THE TASK – Every line below that holds the string "mean" should be copied.

*** RECORDS FOR PROCESSING ***

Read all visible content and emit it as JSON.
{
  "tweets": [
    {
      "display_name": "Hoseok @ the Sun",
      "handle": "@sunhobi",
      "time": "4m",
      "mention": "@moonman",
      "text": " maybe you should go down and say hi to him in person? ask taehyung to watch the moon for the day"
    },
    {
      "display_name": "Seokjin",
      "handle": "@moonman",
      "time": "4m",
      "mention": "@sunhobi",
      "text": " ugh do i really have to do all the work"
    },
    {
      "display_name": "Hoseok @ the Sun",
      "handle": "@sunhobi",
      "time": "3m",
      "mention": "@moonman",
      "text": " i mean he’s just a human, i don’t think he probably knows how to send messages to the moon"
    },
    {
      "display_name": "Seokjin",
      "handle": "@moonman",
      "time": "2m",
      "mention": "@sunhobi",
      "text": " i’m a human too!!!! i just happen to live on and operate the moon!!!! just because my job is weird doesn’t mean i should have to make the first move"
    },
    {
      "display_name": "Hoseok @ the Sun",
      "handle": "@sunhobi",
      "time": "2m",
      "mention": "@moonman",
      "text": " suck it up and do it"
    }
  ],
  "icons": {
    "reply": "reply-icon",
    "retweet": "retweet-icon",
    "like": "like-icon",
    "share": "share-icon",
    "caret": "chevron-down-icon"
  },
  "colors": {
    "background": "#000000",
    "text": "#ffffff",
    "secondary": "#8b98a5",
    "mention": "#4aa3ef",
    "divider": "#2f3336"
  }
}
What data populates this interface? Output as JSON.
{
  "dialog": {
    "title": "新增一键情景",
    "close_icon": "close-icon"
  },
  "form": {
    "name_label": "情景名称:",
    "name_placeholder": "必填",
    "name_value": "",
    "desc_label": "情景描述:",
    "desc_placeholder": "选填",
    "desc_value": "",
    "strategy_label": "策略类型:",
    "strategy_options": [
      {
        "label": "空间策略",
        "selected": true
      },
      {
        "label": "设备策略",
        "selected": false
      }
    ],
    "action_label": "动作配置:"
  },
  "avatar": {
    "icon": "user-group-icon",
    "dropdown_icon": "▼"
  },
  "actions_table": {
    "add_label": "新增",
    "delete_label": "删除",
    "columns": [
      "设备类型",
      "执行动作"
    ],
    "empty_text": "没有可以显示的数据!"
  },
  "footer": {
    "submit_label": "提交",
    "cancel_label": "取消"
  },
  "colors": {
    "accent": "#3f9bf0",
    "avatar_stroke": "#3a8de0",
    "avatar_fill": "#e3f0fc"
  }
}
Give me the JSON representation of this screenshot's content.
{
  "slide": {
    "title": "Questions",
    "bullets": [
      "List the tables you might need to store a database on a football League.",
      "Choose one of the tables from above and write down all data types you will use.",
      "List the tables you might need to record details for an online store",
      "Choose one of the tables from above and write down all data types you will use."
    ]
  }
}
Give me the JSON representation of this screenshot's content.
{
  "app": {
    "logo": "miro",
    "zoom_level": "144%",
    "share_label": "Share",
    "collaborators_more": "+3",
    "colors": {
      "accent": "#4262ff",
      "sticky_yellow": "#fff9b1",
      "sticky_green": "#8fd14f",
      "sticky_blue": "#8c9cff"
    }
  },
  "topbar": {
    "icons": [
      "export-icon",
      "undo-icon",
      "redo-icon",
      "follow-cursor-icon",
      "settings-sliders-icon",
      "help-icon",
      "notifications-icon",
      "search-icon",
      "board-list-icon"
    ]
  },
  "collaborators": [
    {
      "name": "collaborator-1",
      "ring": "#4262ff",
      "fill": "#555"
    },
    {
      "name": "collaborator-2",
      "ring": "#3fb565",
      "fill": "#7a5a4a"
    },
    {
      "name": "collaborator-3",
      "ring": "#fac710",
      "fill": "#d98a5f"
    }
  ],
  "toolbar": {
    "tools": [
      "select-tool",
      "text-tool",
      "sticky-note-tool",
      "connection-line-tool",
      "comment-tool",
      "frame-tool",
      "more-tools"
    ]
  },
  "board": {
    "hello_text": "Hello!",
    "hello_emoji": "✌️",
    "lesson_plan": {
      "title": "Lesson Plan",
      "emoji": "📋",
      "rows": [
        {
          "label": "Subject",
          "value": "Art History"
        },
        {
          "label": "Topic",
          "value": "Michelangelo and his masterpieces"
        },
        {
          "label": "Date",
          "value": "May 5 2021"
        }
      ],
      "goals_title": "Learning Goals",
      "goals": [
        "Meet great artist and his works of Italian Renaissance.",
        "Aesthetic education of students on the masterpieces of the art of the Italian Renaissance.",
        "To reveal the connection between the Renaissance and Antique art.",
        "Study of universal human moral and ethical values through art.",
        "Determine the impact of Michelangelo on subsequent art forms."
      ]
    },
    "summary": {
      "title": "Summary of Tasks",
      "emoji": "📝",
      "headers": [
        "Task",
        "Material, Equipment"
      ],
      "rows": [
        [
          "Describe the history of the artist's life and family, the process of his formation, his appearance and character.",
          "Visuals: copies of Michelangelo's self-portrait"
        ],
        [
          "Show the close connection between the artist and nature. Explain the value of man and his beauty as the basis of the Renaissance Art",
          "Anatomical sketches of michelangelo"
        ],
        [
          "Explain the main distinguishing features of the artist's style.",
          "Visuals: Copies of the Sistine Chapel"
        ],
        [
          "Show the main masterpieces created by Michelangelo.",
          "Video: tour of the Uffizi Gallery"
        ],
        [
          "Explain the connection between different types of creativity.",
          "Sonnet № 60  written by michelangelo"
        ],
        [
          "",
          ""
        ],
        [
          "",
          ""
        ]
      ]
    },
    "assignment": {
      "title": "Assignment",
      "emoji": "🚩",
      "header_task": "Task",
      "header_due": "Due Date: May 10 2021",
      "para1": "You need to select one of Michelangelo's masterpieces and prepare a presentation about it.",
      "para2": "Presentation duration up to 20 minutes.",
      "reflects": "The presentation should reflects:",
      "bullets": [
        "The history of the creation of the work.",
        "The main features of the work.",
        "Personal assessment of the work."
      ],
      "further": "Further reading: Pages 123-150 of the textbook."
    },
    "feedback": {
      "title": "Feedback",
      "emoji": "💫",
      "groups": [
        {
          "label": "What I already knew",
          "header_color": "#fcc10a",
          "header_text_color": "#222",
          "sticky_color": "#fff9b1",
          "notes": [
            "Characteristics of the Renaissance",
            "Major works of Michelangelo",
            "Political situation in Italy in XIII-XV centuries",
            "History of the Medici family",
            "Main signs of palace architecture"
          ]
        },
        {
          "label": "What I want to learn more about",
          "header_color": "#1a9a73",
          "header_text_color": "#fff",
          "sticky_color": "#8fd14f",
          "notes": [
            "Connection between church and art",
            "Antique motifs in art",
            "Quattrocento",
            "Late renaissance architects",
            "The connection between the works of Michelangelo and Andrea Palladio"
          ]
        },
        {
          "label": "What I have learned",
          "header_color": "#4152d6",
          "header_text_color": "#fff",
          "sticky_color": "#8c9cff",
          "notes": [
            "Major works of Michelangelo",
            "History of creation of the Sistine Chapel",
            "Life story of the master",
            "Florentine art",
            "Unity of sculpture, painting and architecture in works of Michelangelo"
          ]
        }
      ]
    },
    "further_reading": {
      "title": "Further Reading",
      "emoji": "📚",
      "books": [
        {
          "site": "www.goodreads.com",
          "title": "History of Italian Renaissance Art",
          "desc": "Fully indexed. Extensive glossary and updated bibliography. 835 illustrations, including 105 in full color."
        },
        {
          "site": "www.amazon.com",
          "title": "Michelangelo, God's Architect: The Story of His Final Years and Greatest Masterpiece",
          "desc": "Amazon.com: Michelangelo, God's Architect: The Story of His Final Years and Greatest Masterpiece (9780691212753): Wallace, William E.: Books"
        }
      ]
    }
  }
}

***

ANSWER BOX –
      "text": " i mean he’s just a human, i don’t think he probably knows how to send messages to the moon"
      "text": " i’m a human too!!!! i just happen to live on and operate the moon!!!! just because my job is weird doesn’t mean i should have to make the first move"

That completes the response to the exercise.